Application of PALM Superresolution Microscopy to the Analysis of Microtubule-Organizing Centers (MTOCs) in Aspergillus nidulans
Methods Mol Biol. 2021;2329:277-289. doi: 10.1007/978-1-0716-1538-6_20.
Photoactivated localization microscopy (PALM), one of the super resolution microscopy methods improving the resolution limit to 20 nm, allows the detection of single molecules in complex protein structures in living cells. Microtubule-organizing centres (MTOCs) are large, multisubunit protein complexes, required for microtubule polymerization. The prominent MTOC in higher eukaryotes is the centrosome, and its functional ortholog in fungi is the spindle-pole body (SPB). There is ample evidence that besides centrosomes other MTOCs are important in eukaryotic cells. The filamentous ascomycetous fungus Aspergillus nidulans is a model organism, with hyphae consisting of multinucleate compartments separated by septa. In A. nidulans, besides the SPBs, a second type of MTOCs was discovered at septa (called septal MTOCs, sMTOC). All the MTOC components appear as big dots at SPBs and sMTOCs when tagged with a fluorescent protein and observed with conventional fluorescence microscopy due to the diffraction barrier.
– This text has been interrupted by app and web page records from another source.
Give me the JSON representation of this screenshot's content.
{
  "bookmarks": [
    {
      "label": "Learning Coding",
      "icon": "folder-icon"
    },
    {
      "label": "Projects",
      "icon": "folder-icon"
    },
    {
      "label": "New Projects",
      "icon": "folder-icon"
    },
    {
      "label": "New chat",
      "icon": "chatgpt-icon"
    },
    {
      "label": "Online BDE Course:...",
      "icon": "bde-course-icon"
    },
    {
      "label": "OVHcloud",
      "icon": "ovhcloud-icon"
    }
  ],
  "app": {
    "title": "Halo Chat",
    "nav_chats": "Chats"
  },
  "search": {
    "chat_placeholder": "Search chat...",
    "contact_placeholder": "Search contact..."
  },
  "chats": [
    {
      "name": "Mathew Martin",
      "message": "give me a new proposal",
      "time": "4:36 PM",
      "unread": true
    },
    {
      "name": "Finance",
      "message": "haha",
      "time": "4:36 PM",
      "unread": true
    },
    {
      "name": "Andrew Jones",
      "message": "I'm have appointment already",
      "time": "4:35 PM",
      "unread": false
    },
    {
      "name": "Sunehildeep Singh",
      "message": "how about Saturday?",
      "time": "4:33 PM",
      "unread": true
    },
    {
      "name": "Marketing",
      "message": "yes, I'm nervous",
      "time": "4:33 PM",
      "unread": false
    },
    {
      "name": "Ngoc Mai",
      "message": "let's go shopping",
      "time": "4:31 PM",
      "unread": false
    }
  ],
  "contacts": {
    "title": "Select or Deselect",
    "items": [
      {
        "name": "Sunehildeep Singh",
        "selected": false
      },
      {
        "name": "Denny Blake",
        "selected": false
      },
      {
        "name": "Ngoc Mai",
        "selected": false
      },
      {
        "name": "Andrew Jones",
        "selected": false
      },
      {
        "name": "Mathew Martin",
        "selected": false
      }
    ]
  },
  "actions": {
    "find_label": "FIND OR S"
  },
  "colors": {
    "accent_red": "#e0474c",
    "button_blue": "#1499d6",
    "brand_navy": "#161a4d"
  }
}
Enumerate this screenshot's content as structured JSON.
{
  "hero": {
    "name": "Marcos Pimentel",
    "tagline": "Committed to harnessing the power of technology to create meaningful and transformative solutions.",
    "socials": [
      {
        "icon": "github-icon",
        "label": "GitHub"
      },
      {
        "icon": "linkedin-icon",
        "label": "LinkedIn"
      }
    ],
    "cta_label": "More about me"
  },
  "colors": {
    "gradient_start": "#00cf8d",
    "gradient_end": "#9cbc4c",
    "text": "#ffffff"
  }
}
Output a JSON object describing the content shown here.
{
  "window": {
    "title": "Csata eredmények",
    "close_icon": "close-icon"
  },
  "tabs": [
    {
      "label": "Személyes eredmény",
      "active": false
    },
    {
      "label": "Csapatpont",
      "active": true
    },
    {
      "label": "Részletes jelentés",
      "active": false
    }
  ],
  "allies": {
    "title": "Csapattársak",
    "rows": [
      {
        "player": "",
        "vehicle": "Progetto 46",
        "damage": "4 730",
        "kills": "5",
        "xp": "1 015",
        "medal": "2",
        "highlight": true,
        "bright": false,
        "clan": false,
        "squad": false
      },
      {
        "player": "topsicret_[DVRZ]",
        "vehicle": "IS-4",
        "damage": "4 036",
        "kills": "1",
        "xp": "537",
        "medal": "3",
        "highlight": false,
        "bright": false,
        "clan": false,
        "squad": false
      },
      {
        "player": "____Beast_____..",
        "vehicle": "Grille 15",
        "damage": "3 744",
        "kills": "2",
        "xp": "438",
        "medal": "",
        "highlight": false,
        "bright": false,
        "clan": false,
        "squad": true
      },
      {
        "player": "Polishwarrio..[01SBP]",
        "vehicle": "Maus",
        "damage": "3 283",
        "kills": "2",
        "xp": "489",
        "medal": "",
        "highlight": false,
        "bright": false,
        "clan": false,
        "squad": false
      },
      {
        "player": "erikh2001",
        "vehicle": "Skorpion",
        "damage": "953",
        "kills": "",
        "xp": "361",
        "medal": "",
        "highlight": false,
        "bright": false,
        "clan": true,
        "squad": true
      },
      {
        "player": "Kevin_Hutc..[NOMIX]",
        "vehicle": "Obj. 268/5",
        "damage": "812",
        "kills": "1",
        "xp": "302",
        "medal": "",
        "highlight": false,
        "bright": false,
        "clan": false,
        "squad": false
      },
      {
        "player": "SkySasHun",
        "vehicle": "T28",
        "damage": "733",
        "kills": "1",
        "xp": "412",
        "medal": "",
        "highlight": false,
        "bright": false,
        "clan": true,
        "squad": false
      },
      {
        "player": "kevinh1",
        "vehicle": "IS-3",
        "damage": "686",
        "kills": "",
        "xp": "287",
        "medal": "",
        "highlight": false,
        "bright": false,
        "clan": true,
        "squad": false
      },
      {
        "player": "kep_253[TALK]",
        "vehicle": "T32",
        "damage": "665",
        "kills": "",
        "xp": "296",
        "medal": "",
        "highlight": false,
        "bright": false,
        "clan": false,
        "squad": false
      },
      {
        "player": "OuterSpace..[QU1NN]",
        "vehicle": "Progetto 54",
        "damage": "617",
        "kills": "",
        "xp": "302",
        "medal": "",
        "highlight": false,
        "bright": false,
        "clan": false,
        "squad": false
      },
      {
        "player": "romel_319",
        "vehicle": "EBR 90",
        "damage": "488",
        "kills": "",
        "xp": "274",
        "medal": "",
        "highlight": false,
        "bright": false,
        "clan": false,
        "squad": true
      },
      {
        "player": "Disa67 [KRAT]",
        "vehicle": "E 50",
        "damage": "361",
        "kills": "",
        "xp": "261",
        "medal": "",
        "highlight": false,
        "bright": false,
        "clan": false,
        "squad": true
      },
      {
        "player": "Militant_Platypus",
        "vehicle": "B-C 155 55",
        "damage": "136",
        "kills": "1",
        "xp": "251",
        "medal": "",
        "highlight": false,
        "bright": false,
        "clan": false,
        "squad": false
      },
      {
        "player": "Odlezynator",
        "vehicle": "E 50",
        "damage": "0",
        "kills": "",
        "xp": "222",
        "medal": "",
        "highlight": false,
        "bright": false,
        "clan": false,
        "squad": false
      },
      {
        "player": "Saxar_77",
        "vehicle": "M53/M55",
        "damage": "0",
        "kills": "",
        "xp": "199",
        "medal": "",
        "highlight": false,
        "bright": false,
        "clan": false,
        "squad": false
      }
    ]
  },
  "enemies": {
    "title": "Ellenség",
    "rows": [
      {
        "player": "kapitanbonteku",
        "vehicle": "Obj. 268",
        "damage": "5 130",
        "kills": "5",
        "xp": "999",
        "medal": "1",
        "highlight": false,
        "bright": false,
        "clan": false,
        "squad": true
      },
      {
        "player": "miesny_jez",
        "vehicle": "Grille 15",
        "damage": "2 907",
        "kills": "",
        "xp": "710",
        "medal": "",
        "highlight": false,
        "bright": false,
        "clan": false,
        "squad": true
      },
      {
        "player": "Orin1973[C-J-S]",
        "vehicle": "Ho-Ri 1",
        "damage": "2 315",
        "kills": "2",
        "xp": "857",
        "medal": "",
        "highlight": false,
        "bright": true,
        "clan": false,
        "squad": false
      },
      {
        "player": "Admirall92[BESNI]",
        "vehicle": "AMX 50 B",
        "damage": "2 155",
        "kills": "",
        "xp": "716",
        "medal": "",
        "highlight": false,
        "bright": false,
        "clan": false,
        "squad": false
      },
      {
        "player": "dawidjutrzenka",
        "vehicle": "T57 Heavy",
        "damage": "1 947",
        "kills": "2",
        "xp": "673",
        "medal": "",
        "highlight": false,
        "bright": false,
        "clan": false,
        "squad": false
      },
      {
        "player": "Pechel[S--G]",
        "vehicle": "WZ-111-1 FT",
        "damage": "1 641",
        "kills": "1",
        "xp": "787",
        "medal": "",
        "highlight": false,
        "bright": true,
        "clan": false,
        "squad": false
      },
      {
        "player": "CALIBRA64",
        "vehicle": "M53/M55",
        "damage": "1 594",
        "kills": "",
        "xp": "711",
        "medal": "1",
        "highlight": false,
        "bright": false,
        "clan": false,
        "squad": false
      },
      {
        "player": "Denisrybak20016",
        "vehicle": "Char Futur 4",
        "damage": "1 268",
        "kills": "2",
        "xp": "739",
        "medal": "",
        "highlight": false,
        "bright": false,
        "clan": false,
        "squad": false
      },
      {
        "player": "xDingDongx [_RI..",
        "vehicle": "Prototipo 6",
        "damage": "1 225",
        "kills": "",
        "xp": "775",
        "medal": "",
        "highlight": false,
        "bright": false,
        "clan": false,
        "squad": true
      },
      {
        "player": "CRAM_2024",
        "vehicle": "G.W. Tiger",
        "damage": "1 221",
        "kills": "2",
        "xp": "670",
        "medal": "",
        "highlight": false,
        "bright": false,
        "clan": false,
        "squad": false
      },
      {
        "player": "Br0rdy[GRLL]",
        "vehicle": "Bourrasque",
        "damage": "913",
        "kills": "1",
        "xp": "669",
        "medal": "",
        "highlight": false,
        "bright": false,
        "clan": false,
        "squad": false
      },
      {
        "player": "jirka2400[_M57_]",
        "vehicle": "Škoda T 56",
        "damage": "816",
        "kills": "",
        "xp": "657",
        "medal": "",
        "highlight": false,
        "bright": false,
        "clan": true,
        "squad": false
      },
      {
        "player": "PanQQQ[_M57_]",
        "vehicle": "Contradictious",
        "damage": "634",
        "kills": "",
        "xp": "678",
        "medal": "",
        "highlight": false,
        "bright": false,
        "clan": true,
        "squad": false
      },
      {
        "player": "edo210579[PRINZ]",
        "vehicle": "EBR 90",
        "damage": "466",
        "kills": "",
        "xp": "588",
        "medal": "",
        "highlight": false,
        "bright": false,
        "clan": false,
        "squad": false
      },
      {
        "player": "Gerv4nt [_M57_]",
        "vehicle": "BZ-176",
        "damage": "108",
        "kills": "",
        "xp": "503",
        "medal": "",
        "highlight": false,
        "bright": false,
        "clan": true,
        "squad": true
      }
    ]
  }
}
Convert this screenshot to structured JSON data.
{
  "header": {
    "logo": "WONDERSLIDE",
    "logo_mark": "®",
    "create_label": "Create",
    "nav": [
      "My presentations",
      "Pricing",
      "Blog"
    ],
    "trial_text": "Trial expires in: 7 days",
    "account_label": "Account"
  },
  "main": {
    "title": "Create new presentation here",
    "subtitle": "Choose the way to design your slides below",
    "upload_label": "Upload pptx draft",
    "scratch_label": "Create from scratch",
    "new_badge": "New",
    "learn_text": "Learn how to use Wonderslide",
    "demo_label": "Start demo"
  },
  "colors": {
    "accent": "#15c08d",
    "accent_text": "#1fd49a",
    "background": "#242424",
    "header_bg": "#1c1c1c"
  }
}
In this chapter, we describe the application of PALM in quantifying the numbers of individual proteins at both MTOC sites in A. nidulans and provide evidence that the composition of MTOCs is highly dynamic and dramatically changes during the cell cycle.